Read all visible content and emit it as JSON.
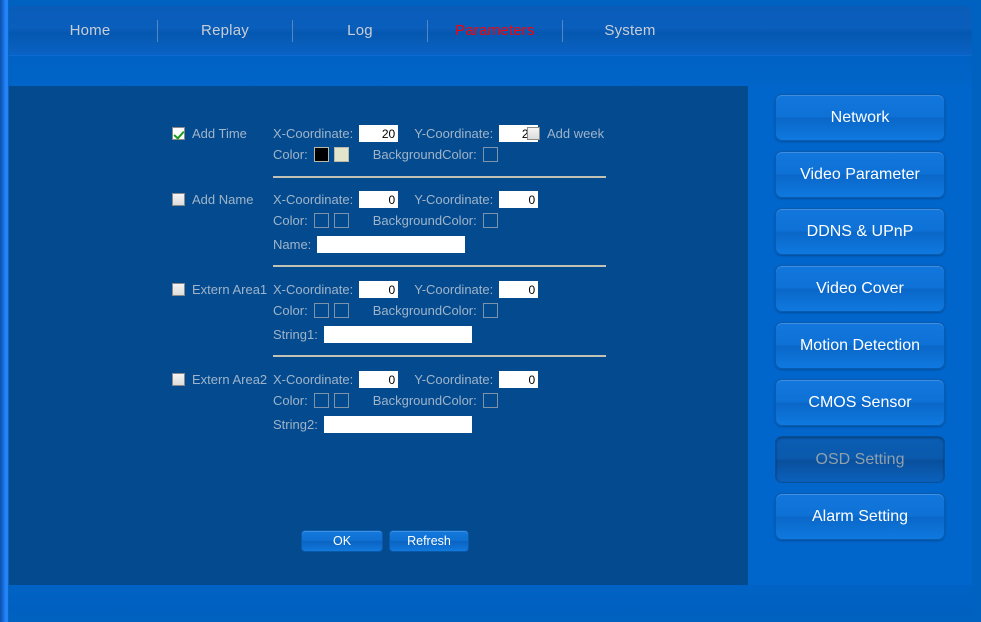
{
  "nav": {
    "items": [
      {
        "label": "Home",
        "active": false
      },
      {
        "label": "Replay",
        "active": false
      },
      {
        "label": "Log",
        "active": false
      },
      {
        "label": "Parameters",
        "active": true
      },
      {
        "label": "System",
        "active": false
      }
    ],
    "active_color": "#ff0000",
    "inactive_color": "#c9ced6"
  },
  "sidebar": {
    "items": [
      {
        "label": "Network",
        "active": false
      },
      {
        "label": "Video Parameter",
        "active": false
      },
      {
        "label": "DDNS & UPnP",
        "active": false
      },
      {
        "label": "Video Cover",
        "active": false
      },
      {
        "label": "Motion Detection",
        "active": false
      },
      {
        "label": "CMOS Sensor",
        "active": false
      },
      {
        "label": "OSD Setting",
        "active": true
      },
      {
        "label": "Alarm Setting",
        "active": false
      }
    ]
  },
  "form": {
    "labels": {
      "x_coordinate": "X-Coordinate:",
      "y_coordinate": "Y-Coordinate:",
      "color": "Color:",
      "background_color": "BackgroundColor:"
    },
    "rows": [
      {
        "checkbox_label": "Add Time",
        "checked": true,
        "x_value": "20",
        "y_value": "20",
        "extra_checkbox_label": "Add week",
        "extra_checked": false,
        "color_swatch_1": "#000000",
        "color_swatch_2": "#e4e4cc",
        "background_swatch": "",
        "text_field_label": "",
        "text_field_value": ""
      },
      {
        "checkbox_label": "Add Name",
        "checked": false,
        "x_value": "0",
        "y_value": "0",
        "extra_checkbox_label": "",
        "extra_checked": false,
        "color_swatch_1": "",
        "color_swatch_2": "",
        "background_swatch": "",
        "text_field_label": "Name:",
        "text_field_value": ""
      },
      {
        "checkbox_label": "Extern Area1",
        "checked": false,
        "x_value": "0",
        "y_value": "0",
        "extra_checkbox_label": "",
        "extra_checked": false,
        "color_swatch_1": "",
        "color_swatch_2": "",
        "background_swatch": "",
        "text_field_label": "String1:",
        "text_field_value": ""
      },
      {
        "checkbox_label": "Extern Area2",
        "checked": false,
        "x_value": "0",
        "y_value": "0",
        "extra_checkbox_label": "",
        "extra_checked": false,
        "color_swatch_1": "",
        "color_swatch_2": "",
        "background_swatch": "",
        "text_field_label": "String2:",
        "text_field_value": ""
      }
    ],
    "buttons": {
      "ok": "OK",
      "refresh": "Refresh"
    }
  },
  "theme": {
    "page_background": "#0062c0",
    "panel_background": "#044a8f",
    "sidebar_background": "#0066cc",
    "label_color": "#9fb4c9",
    "separator_color": "#c2c2b4",
    "button_blue": "#0f70d2"
  }
}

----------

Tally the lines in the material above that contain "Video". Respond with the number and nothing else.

### Output below
2